Colonialism and Cambodia
A once-great empire is now a largely overlooked dictatorship.
1. In 1863, Cambodia’s royal family agreed to become a French protectorate to escape domination by rival regional kingdoms Vietnam and Thailand.
2. Unlike many regional powers struggling with European domination, Cambodia’s once-powerful Khmer Empire had collapsed centuries before the French protectorate began.
3. In 1887, Cambodia became part of the French-proclaimed Indochina Union, a loose collection of French possessions including Vietnam.
4. Laos, a former Thai territory, was added to the French Indochina Union in 1893.
5. After World War II, the French initially tried to regain the whole of Indochina, before agreeing to full independence in 1953.
6. Cambodia remained heavily embroiled in the North-South Vietnam War into the 1970s.
7. This included being targeted by a secret U.S. bombing campaign. Vietnam invaded Cambodia in 1979 to topple the Khmer Rouge regime.
8. Hun Sen, the leader of Cambodia since January 1985, is the only non-African of the five longest-serving non-royal world leaders.
9. Upon the death of his predecessor in 1985, the ruling Marxist-Leninist party named Hun Sen as the country’s new prime minister. He has clung to power through every wave of attempted change in Cambodia.

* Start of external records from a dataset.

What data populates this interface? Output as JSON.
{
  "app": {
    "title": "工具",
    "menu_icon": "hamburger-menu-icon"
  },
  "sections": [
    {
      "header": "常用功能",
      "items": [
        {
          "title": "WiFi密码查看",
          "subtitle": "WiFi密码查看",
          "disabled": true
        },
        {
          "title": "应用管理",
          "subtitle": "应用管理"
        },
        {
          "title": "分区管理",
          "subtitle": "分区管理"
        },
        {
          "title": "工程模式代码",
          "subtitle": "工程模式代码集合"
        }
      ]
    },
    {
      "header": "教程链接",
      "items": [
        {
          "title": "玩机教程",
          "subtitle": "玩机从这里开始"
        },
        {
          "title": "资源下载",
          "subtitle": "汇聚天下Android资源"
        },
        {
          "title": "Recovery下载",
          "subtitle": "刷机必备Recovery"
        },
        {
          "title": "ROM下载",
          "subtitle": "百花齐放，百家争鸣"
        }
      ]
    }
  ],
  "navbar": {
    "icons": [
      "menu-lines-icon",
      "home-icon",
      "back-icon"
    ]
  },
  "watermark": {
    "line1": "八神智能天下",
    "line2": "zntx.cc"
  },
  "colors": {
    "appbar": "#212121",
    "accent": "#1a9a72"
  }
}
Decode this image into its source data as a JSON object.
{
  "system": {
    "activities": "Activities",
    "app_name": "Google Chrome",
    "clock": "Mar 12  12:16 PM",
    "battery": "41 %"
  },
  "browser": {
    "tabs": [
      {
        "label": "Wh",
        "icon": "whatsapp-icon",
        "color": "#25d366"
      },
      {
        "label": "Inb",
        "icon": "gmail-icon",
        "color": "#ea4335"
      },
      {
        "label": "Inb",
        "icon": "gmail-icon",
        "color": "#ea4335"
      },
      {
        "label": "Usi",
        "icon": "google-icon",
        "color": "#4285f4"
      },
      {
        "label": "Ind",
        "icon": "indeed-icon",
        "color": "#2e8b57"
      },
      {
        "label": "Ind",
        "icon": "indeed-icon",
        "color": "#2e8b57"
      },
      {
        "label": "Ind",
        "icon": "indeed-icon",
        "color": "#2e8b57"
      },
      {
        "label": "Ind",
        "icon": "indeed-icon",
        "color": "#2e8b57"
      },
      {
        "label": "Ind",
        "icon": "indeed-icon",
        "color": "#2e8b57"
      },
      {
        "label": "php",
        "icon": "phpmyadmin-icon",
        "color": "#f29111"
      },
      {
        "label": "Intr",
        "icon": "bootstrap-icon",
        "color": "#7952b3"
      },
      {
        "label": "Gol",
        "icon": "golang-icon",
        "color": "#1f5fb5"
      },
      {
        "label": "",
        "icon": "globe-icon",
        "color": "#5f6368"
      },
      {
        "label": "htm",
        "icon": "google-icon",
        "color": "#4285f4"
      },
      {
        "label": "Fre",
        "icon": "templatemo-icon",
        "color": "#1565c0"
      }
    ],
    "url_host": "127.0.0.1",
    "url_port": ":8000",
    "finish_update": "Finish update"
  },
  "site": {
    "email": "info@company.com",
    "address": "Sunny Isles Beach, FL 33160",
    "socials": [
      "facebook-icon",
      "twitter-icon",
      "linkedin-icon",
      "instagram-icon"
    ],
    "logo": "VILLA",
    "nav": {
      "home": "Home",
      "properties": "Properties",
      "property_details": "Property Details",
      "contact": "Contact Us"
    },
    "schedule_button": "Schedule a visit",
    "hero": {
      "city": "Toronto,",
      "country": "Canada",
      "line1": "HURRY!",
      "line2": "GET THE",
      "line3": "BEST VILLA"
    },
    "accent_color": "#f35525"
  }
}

10. Cambodia’s royals also continue to play an active role in post-colonial politics.